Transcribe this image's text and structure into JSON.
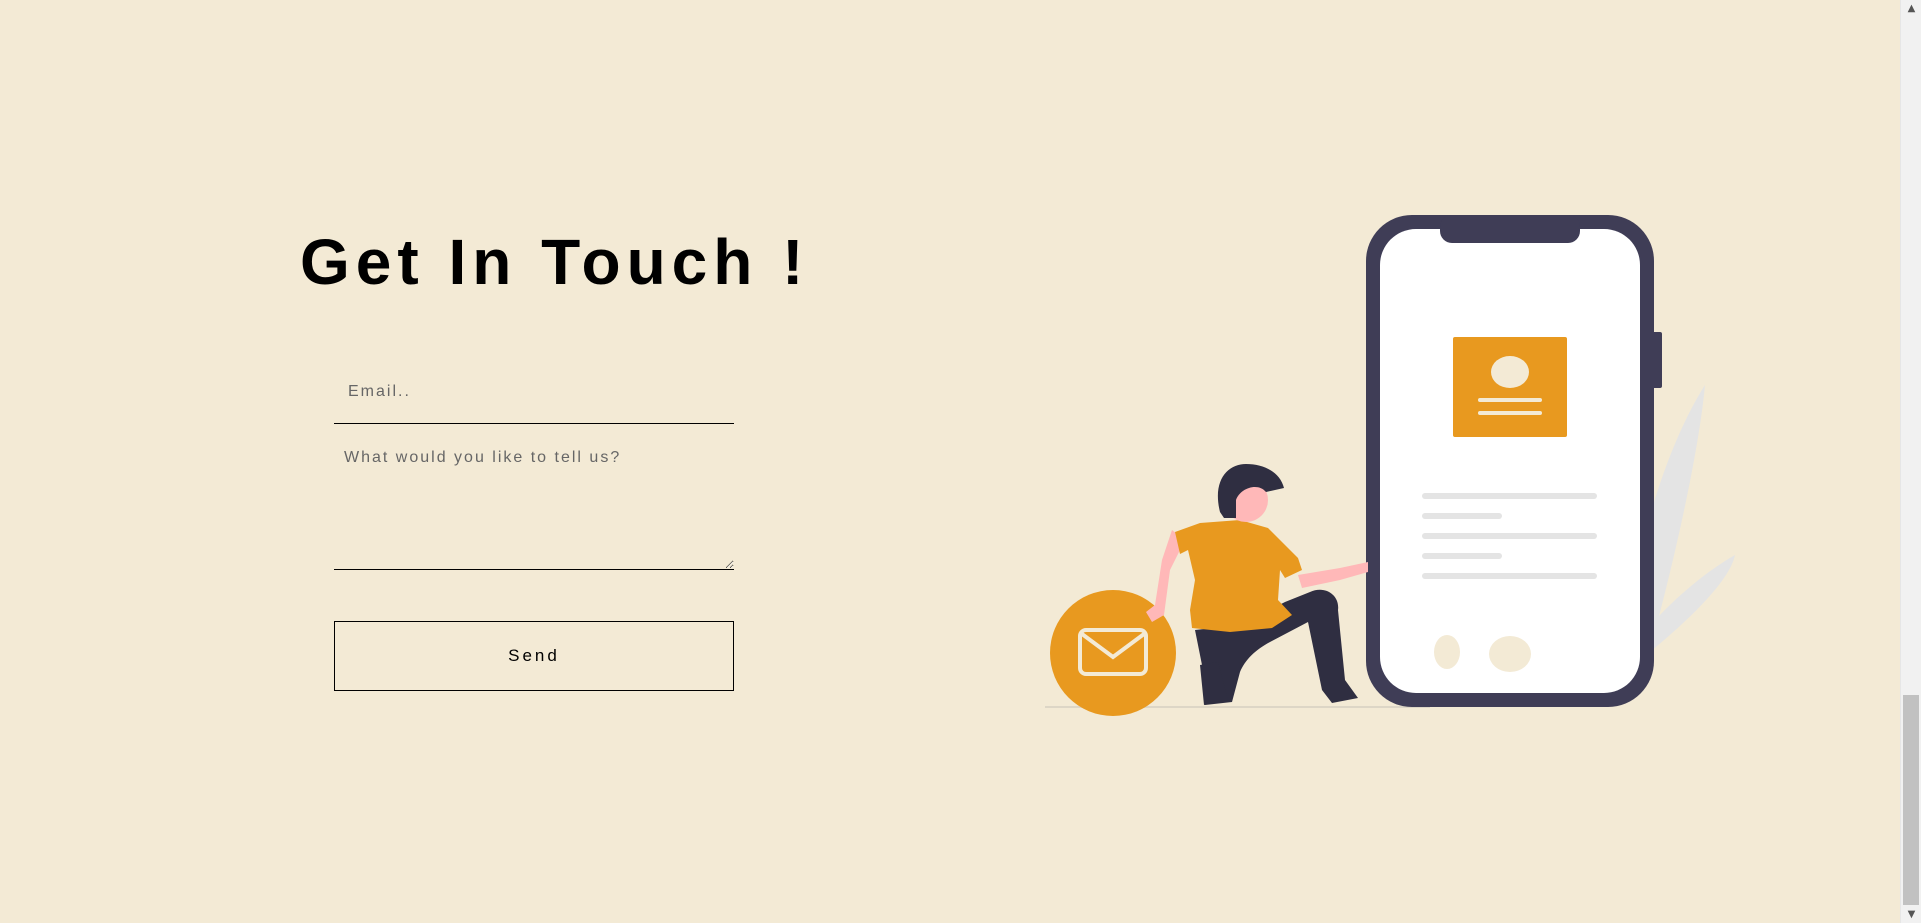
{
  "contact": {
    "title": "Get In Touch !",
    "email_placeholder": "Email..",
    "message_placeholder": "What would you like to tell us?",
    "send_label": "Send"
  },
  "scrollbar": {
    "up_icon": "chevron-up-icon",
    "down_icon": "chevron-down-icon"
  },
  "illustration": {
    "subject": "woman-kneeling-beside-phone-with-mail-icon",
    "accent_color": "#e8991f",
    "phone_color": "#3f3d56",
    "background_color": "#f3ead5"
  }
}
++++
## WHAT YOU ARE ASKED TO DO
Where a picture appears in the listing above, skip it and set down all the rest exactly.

## ANSWER BELOW
Transcribe this image's text and structure into JSON.
{
  "contact": {
    "title": "Get In Touch !",
    "email_placeholder": "Email..",
    "message_placeholder": "What would you like to tell us?",
    "send_label": "Send"
  },
  "scrollbar": {
    "up_icon": "chevron-up-icon",
    "down_icon": "chevron-down-icon"
  },
  "illustration": {
    "subject": "woman-kneeling-beside-phone-with-mail-icon",
    "accent_color": "#e8991f",
    "phone_color": "#3f3d56",
    "background_color": "#f3ead5"
  }
}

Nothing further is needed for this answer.